Zero implying no stuffiness at all and 10 being the worst possible stuffiness for the patient. A score might be identified prior to and after the acupuncture treatment. Patients can likewise identify the efficiency of acupuncture treatment by tracking the number of sneezes per day and the variety of itching episodes around their eyes.
Some clients return in one or two times a year for a booster while others may come more frequently. In general, clients do better if they avoid sugar and milk in their diets. They have better and longer long lasting responses. I have seen numerous clients who stopped working medication and allergic reaction shots react to acupuncture.
The majority of clients end up substantially decreasing or removing their reliance on allergy medications. There are numerous various ways of carrying out acupuncture, for instance TCM (Conventional Chinese Medication), Japanese, Korean, French Energetics, Worsley 5 Elements, ear, hand, etc. In picking an acupuncturist the particular design a practitioner uses is not so essential as the success rate a specialist gets with whatever style they utilize.
Acupuncture has actually been used to treat seasonal allergic reactions for centuries with fantastic success. According to conventional medicine, treatment is directed towards clearing the nasal passages, supporting the body immune system and reinforcing the systems of the body to prevent allergies from recurring. Typically called hay fever or allergic rhinitis, a seasonal allergy is an allergic response to a trigger that is typically only present for part of the year, such as spring or fall.
People who dislike pollens are likewise typically sensitive to allergen, animal dander, and molds. Spring is traditionally the main season when allergies blossom because of new development on trees and weeds. Fall, which ushers in a whole various set of flowering plants, as well as leaf mold, is a close second.

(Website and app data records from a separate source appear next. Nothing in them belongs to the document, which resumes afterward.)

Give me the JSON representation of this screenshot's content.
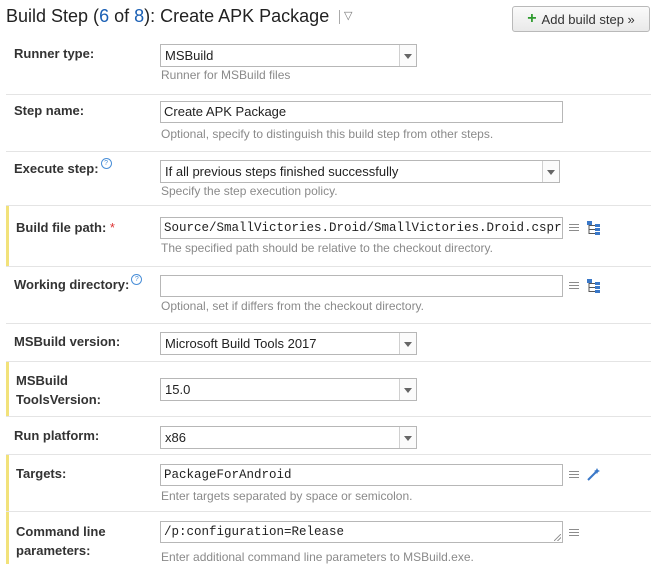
{
  "header": {
    "title_prefix": "Build Step (",
    "step_current": "6",
    "title_of": " of ",
    "step_total": "8",
    "title_suffix": "): Create APK Package",
    "menu_caret": "▽",
    "add_button": "Add build step »"
  },
  "fields": {
    "runner_type": {
      "label": "Runner type:",
      "value": "MSBuild",
      "note": "Runner for MSBuild files"
    },
    "step_name": {
      "label": "Step name:",
      "value": "Create APK Package",
      "note": "Optional, specify to distinguish this build step from other steps."
    },
    "execute_step": {
      "label": "Execute step:",
      "value": "If all previous steps finished successfully",
      "note": "Specify the step execution policy."
    },
    "build_file_path": {
      "label": "Build file path:",
      "required_mark": "*",
      "value": "Source/SmallVictories.Droid/SmallVictories.Droid.csproj",
      "note": "The specified path should be relative to the checkout directory."
    },
    "working_directory": {
      "label": "Working directory:",
      "value": "",
      "note": "Optional, set if differs from the checkout directory."
    },
    "msbuild_version": {
      "label": "MSBuild version:",
      "value": "Microsoft Build Tools 2017"
    },
    "tools_version": {
      "label_line1": "MSBuild",
      "label_line2": "ToolsVersion:",
      "value": "15.0"
    },
    "run_platform": {
      "label": "Run platform:",
      "value": "x86"
    },
    "targets": {
      "label": "Targets:",
      "value": "PackageForAndroid",
      "note": "Enter targets separated by space or semicolon."
    },
    "command_line": {
      "label_line1": "Command line",
      "label_line2": "parameters:",
      "value": "/p:configuration=Release",
      "note": "Enter additional command line parameters to MSBuild.exe."
    }
  },
  "icons": {
    "help": "?",
    "accent_required": "#f2e27a",
    "link_color": "#1a5fb4"
  }
}
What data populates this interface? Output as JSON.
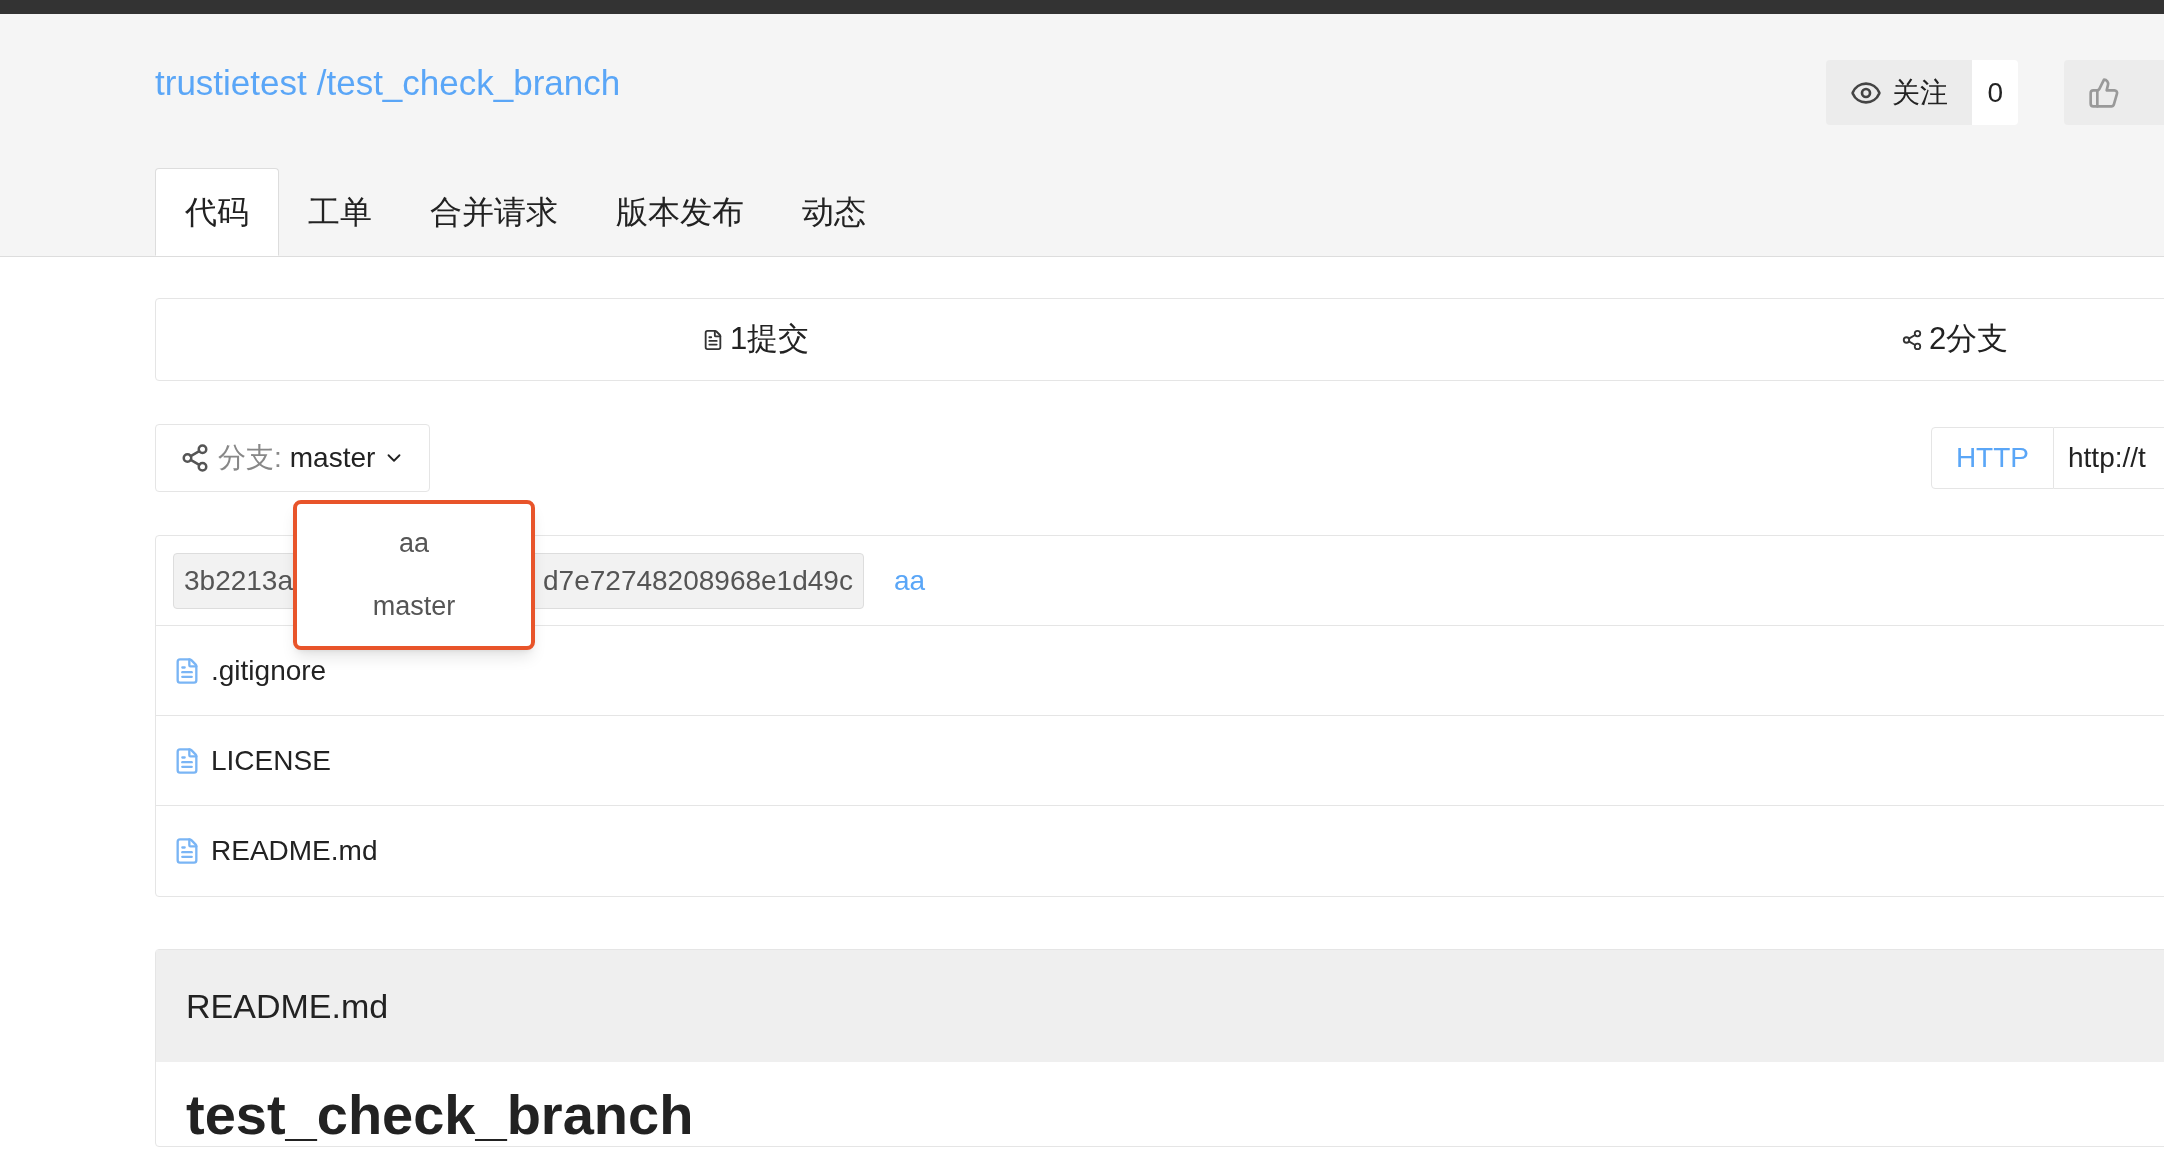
{
  "repo": {
    "owner": "trustietest",
    "name": "/test_check_branch"
  },
  "watch": {
    "label": "关注",
    "count": "0"
  },
  "tabs": [
    {
      "label": "代码",
      "selected": true
    },
    {
      "label": "工单",
      "selected": false
    },
    {
      "label": "合并请求",
      "selected": false
    },
    {
      "label": "版本发布",
      "selected": false
    },
    {
      "label": "动态",
      "selected": false
    }
  ],
  "stats": [
    {
      "kind": "commits",
      "label": "1提交"
    },
    {
      "kind": "branches",
      "label": "2分支"
    }
  ],
  "branch_selector": {
    "prefix": "分支:",
    "value": "master"
  },
  "branch_dropdown": {
    "highlighted": true,
    "items": [
      "aa",
      "master"
    ]
  },
  "clone": {
    "protocol": "HTTP",
    "url": "http://t"
  },
  "commit": {
    "hash_start": "3b2213a",
    "hash_end": "d7e72748208968e1d49c",
    "message": "aa"
  },
  "files": [
    ".gitignore",
    "LICENSE",
    "README.md"
  ],
  "readme": {
    "title": "README.md",
    "heading": "test_check_branch"
  }
}
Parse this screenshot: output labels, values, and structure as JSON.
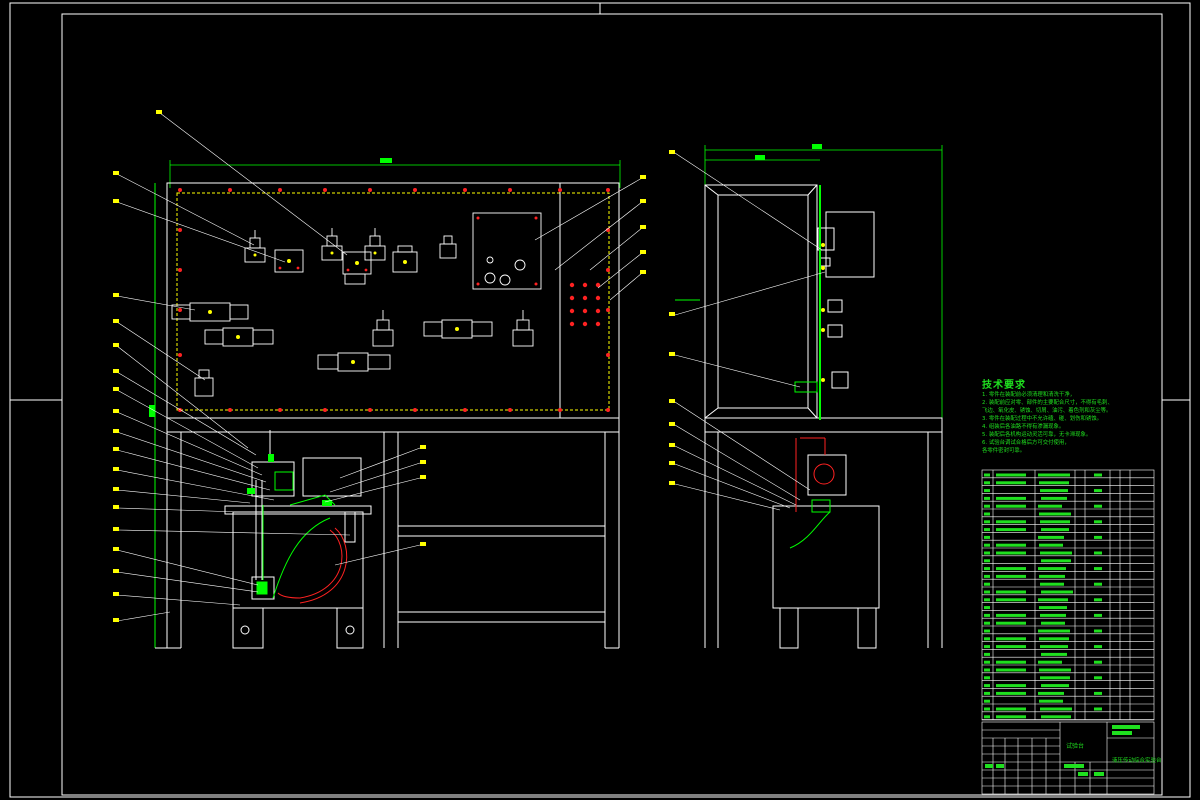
{
  "technical_requirements": {
    "title": "技术要求",
    "lines": [
      "1. 零件在装配前必须清理和清洗干净，",
      "2. 装配前应对零、部件的主要配合尺寸，不得有毛刺、",
      "   飞边、氧化皮、锈蚀、切屑、油污、着色剂和灰尘等。",
      "3. 零件在装配过程中不允许磕、碰、划伤和锈蚀。",
      "4. 组装后各油路不得有渗漏现象。",
      "5. 装配后各机构运动灵活可靠，无卡滞现象。",
      "6. 试验台调试合格后方可交付使用，",
      "   各零件密封可靠。"
    ]
  },
  "title_block": {
    "name": "试验台",
    "drawing_title": "液压传动综合实验台"
  },
  "colors": {
    "background": "#000000",
    "outline": "#ffffff",
    "green": "#00ff00",
    "red": "#ff2222",
    "yellow": "#ffff00",
    "magenta": "#ff00ff",
    "cyan": "#00ffff"
  }
}
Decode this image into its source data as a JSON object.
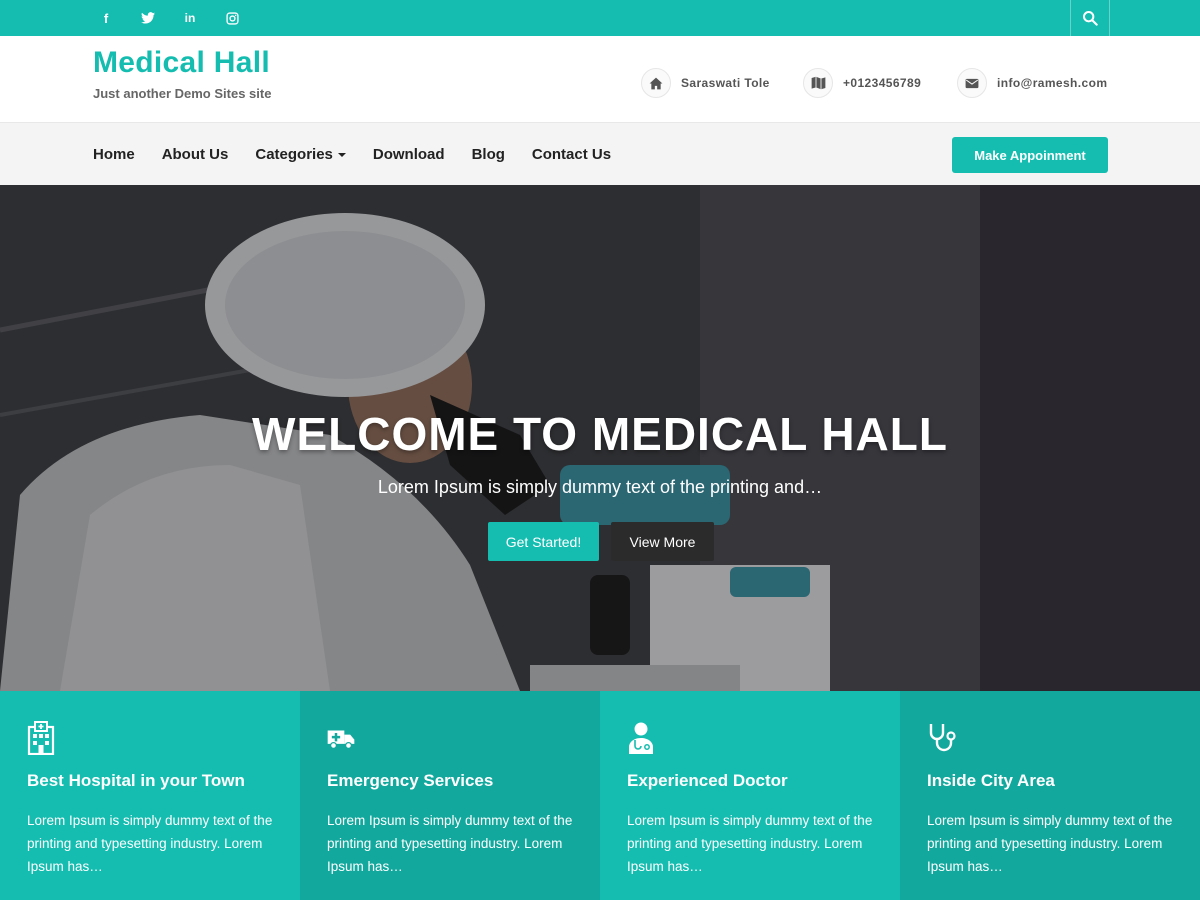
{
  "topbar": {
    "social": [
      {
        "icon": "facebook-icon",
        "glyph": "f"
      },
      {
        "icon": "twitter-icon",
        "glyph": "t"
      },
      {
        "icon": "linkedin-icon",
        "glyph": "in"
      },
      {
        "icon": "instagram-icon",
        "glyph": ""
      }
    ],
    "search_icon": "search-icon"
  },
  "header": {
    "title": "Medical Hall",
    "tagline": "Just another Demo Sites site",
    "contacts": [
      {
        "icon": "home-icon",
        "text": "Saraswati Tole"
      },
      {
        "icon": "map-icon",
        "text": "+0123456789"
      },
      {
        "icon": "envelope-icon",
        "text": "info@ramesh.com"
      }
    ]
  },
  "nav": {
    "items": [
      {
        "label": "Home"
      },
      {
        "label": "About Us"
      },
      {
        "label": "Categories",
        "has_dropdown": true
      },
      {
        "label": "Download"
      },
      {
        "label": "Blog"
      },
      {
        "label": "Contact Us"
      }
    ],
    "cta_label": "Make Appoinment"
  },
  "hero": {
    "title": "WELCOME TO MEDICAL HALL",
    "subtitle": "Lorem Ipsum is simply dummy text of the printing and…",
    "primary_button": "Get Started!",
    "secondary_button": "View More"
  },
  "features": [
    {
      "icon": "hospital-icon",
      "title": "Best Hospital in your Town",
      "text": "Lorem Ipsum is simply dummy text of the printing and typesetting industry. Lorem Ipsum has…"
    },
    {
      "icon": "ambulance-icon",
      "title": "Emergency Services",
      "text": "Lorem Ipsum is simply dummy text of the printing and typesetting industry. Lorem Ipsum has…"
    },
    {
      "icon": "doctor-icon",
      "title": "Experienced Doctor",
      "text": "Lorem Ipsum is simply dummy text of the printing and typesetting industry. Lorem Ipsum has…"
    },
    {
      "icon": "stethoscope-icon",
      "title": "Inside City Area",
      "text": "Lorem Ipsum is simply dummy text of the printing and typesetting industry. Lorem Ipsum has…"
    }
  ],
  "colors": {
    "accent": "#14bdb0",
    "accent_dark": "#12a89d",
    "dark_button": "#2b2b2b"
  }
}
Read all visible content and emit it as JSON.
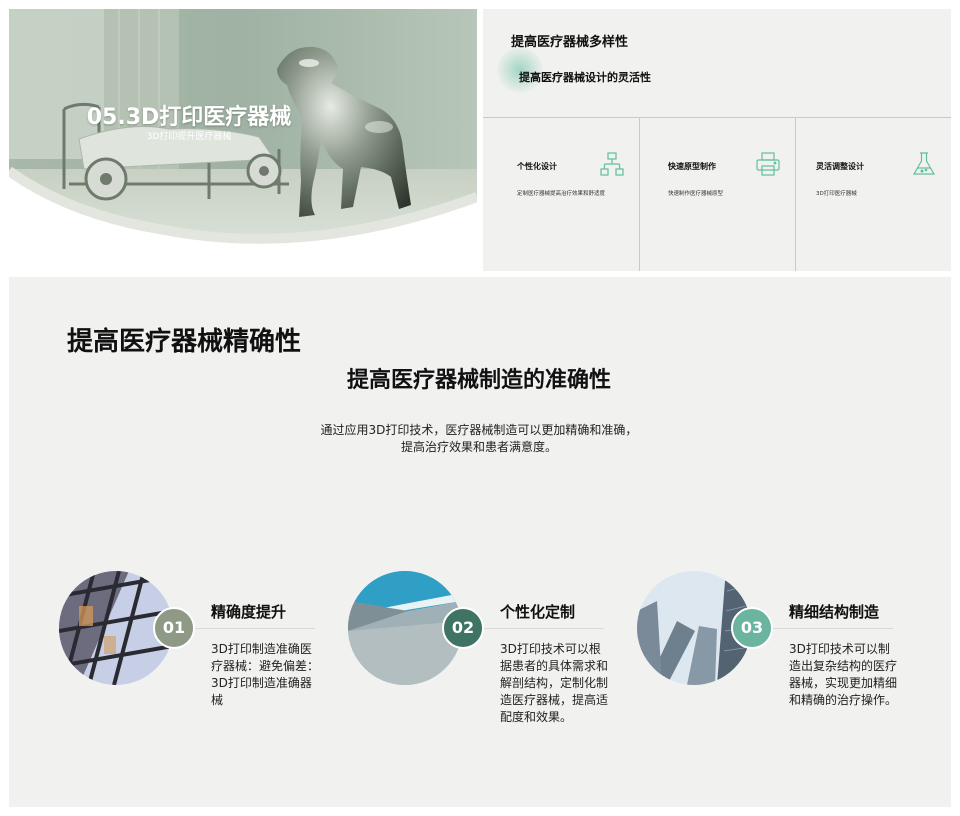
{
  "slide1": {
    "title": "05.3D打印医疗器械",
    "subtitle": "3D打印提升医疗器械"
  },
  "slide2": {
    "title": "提高医疗器械多样性",
    "subtitle": "提高医疗器械设计的灵活性",
    "accent_color": "#5fbf9f",
    "cards": [
      {
        "title": "个性化设计",
        "desc": "定制医疗器械提高治疗效果和舒适度",
        "icon": "sitemap-icon"
      },
      {
        "title": "快速原型制作",
        "desc": "快速制作医疗器械原型",
        "icon": "printer-icon"
      },
      {
        "title": "灵活调整设计",
        "desc": "3D打印医疗器械",
        "icon": "flask-icon"
      }
    ]
  },
  "slide3": {
    "title": "提高医疗器械精确性",
    "subtitle": "提高医疗器械制造的准确性",
    "description_line1": "通过应用3D打印技术，医疗器械制造可以更加精确和准确，",
    "description_line2": "提高治疗效果和患者满意度。",
    "items": [
      {
        "number": "01",
        "name": "精确度提升",
        "text": "3D打印制造准确医疗器械：避免偏差：3D打印制造准确器械",
        "badge_color": "#8f9a86"
      },
      {
        "number": "02",
        "name": "个性化定制",
        "text": "3D打印技术可以根据患者的具体需求和解剖结构，定制化制造医疗器械，提高适配度和效果。",
        "badge_color": "#3f7364"
      },
      {
        "number": "03",
        "name": "精细结构制造",
        "text": "3D打印技术可以制造出复杂结构的医疗器械，实现更加精细和精确的治疗操作。",
        "badge_color": "#6bb5a0"
      }
    ]
  }
}
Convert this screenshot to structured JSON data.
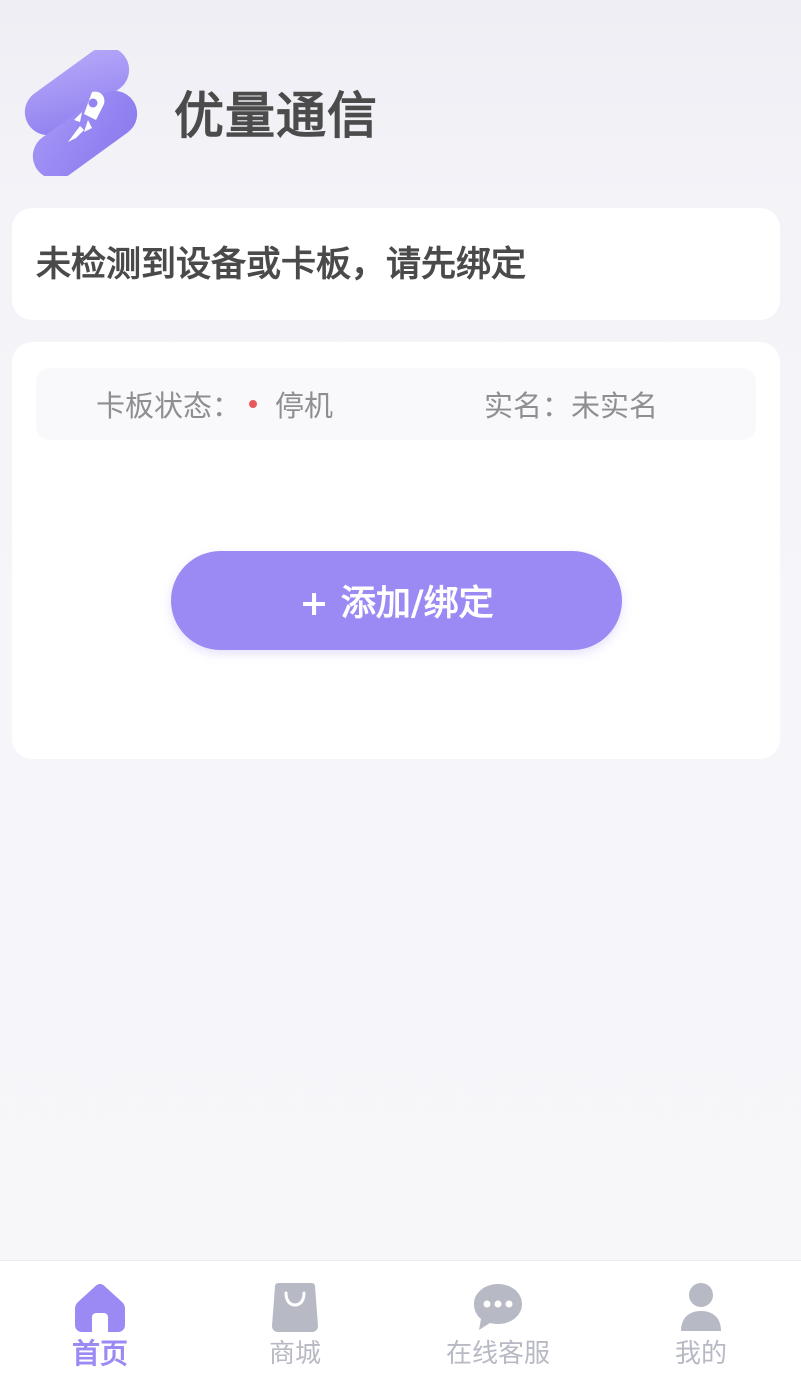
{
  "app": {
    "title": "优量通信",
    "logo_icon": "rocket-logo-icon"
  },
  "notice": {
    "text": "未检测到设备或卡板，请先绑定"
  },
  "status": {
    "card_status_label": "卡板状态：",
    "card_status_value": "停机",
    "card_status_color": "#e85a5a",
    "realname_label": "实名：",
    "realname_value": "未实名"
  },
  "actions": {
    "add_bind_label": "+ 添加/绑定"
  },
  "tabbar": {
    "active_color": "#9b8af4",
    "inactive_color": "#b7b9c4",
    "items": [
      {
        "label": "首页",
        "icon": "home-icon",
        "active": true
      },
      {
        "label": "商城",
        "icon": "shopping-bag-icon",
        "active": false
      },
      {
        "label": "在线客服",
        "icon": "chat-bubble-icon",
        "active": false
      },
      {
        "label": "我的",
        "icon": "user-icon",
        "active": false
      }
    ]
  }
}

About 26 million Americans sustain chronic seasonal allergies, while the variety of people with milder symptoms may be as high as 40 million, according to the National Center for Health Statistics. Seasonal allergic reactions are triggered by the body's hypersensitivity to substances in the environment. Symptoms primarily include the membrane lining the nose, causing hay fever, or the membrane lining the eyelids and covering the whites of the eyes, triggering allergic conjunctivitis.
These side results have actually inspired lots of people to look for alternative methods like acupuncture and Asian medicine to manage their allergies. According to Oriental Medication, hay fever is related to Wind and a deficiency of the Protective Wei Qi. Wei Qi is the Qi, or energy, that flows at the surface of the body as a protective sheath and is accountable for resistance to colds and other respiratory infections.
When treating with acupuncture, underlying imbalances within the body are addressed and a treatment plan is established to ease the acute signs of allergic rhinitis while also dealing with the root problems that are contributing to the body's response to irritants. Treatments often consist of dietary modification, using particularly picked organic formulas, and acupuncture.